When asked what it was like to share the podium with her teammate Weng, Johaug replied, “Yes, it’s so good for Heidi, I’m really happy.”

The women’s podium on day 3 in Ruka. Johaug closed the gap with Karlsson to win the 10 km skating pursuit. Karlsson was second, followed by Heidi Weng in third. (Photo: NordicFocus)

Behind Weng, Parmakoski (FIN) and Brennan (USA) rushed together in a photo finish, 4th place finally going to Parmakoski, Brennan finishing 5th as the best American. “I’m very happy to stay in the mix and know my body is there, ”Brennan wrote after the race,“ but [I] I have to gain mentally. It was a good first weekend for me and really gave me a good start. Regarding the temperatures and the delayed start, Brennan said: “We had to be flexible as the race continued to be delayed and eventually rescheduled for the afternoon. It’s always difficult to warm up, to have to stop, go home and then start again and in the dark… I’m glad I managed to manage the blows and make the most of them. I felt really good or as good as you can run in so many layers but struggled with my tactics and my confidence today.

Until the last few meters, Heidi Weng skied to third place with Rosie Brennan on her heels. (Photo: NordicFocus)
Rosie Brennan crosses the finish line on Heidi Weng’s heels in a photo finish for 5th place. (Photo: Nordic focus)

She added that she was working with a new wax technician this season, which adds a bit of chaos to the mix, but added, “but I feel good about our departure! I know we will be dealing with poor snow conditions so this will be the next hurdle to overcome next week! I know where I am now and where I need to go to achieve my goals later in the season.

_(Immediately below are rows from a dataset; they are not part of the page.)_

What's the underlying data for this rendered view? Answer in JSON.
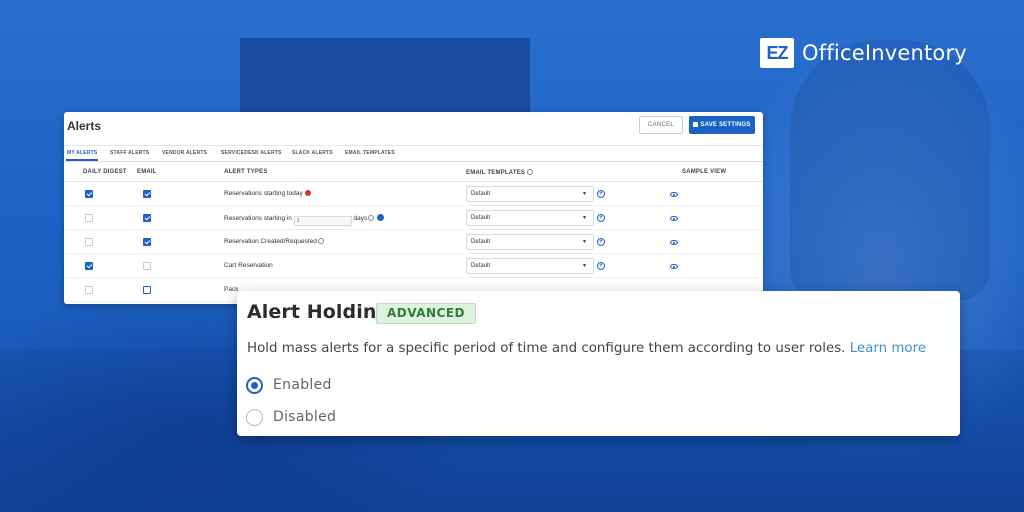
{
  "brand": {
    "logo_mark": "EZ",
    "name": "OfficeInventory"
  },
  "alerts_panel": {
    "title": "Alerts",
    "cancel_label": "CANCEL",
    "save_label": "SAVE SETTINGS",
    "tabs": [
      {
        "label": "MY ALERTS",
        "active": true
      },
      {
        "label": "STAFF ALERTS",
        "active": false
      },
      {
        "label": "VENDOR ALERTS",
        "active": false
      },
      {
        "label": "SERVICEDESK ALERTS",
        "active": false
      },
      {
        "label": "SLACK ALERTS",
        "active": false
      },
      {
        "label": "EMAIL TEMPLATES",
        "active": false
      }
    ],
    "columns": {
      "daily_digest": "DAILY DIGEST",
      "email": "EMAIL",
      "alert_types": "ALERT TYPES",
      "email_templates": "EMAIL TEMPLATES",
      "sample_view": "SAMPLE VIEW"
    },
    "rows": [
      {
        "daily_digest": true,
        "email": true,
        "alert_type": "Reservations starting today",
        "template": "Default"
      },
      {
        "daily_digest": false,
        "email": true,
        "alert_type": "Reservations starting in",
        "days_value": "1",
        "days_suffix": "days",
        "template": "Default"
      },
      {
        "daily_digest": false,
        "email": true,
        "alert_type": "Reservation Created/Requested",
        "template": "Default"
      },
      {
        "daily_digest": true,
        "email": false,
        "alert_type": "Cart Reservation",
        "template": "Default"
      },
      {
        "daily_digest": false,
        "email": false,
        "alert_type": "Pack"
      }
    ]
  },
  "alert_holding": {
    "title": "Alert Holding",
    "badge": "ADVANCED",
    "badge_color": "#2f7d3a",
    "description": "Hold mass alerts for a specific period of time and configure them according to user roles.",
    "learn_more": "Learn more",
    "options": [
      {
        "label": "Enabled",
        "selected": true
      },
      {
        "label": "Disabled",
        "selected": false
      }
    ]
  },
  "colors": {
    "background": "#1a5fbf",
    "accent": "#1a63c4"
  }
}
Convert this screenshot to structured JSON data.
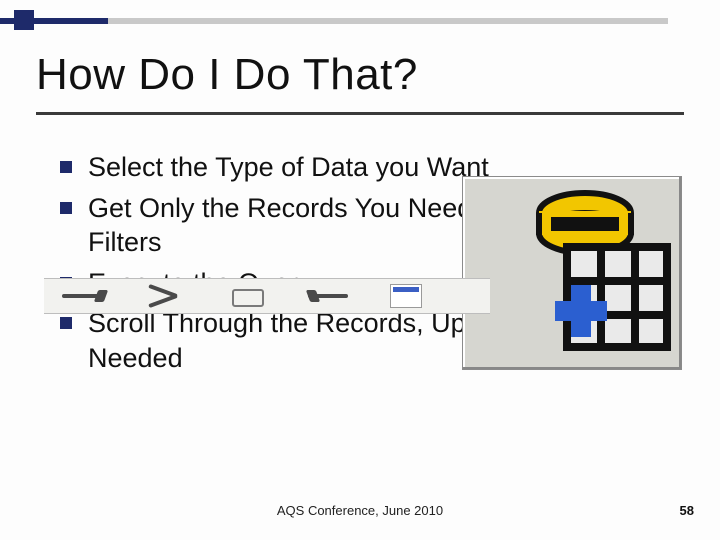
{
  "title": "How Do I Do That?",
  "bullets": {
    "b1": "Select the Type of Data you Want",
    "b2": "Get Only the Records You Need by Specifying Filters",
    "b3": "Execute the Query",
    "b4": "Scroll Through the Records, Updating as Needed"
  },
  "footer": "AQS Conference, June 2010",
  "page": "58"
}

After Brennan, Jessie Diggins was the next American to cross the finish line, finishing 11th, +1: 25.7 behind Johaug. Diggins started the day 18th and recorded the 9th fastest time of the day.

Post-race interview with Jessie Diggins.

Jessie Diggins moved from 18th to 11th in the 10km freestyle pursuit at Ruka. (Photo: NordicFocus)

Katherine Stewart-Jones was the first Canadian in 21st place. Behind her, a multitude of stars and stripes with Hailey Swirbul winning her first World Cup points of the season in 26th, Katharine Ogden in 30th, Julia Kern in 31st, Sophia Laukli 32nd, Caitlin Patterson 35th and Novie McCabe finishing her first World Championship weekend Cup race in 37th place.

Novie McCabe on the course in the 10km skate pursuit at Ruka. (Photo: NordicFocus)

Frida Karlsson now wears the yellow leader’s bib as the riders leave Ruka. The World Cup heads to Lillehammer, Norway next weekend with another three-day lineup including a skate sprint, 10/15 kilometer freestyle and relay.

Women’s end results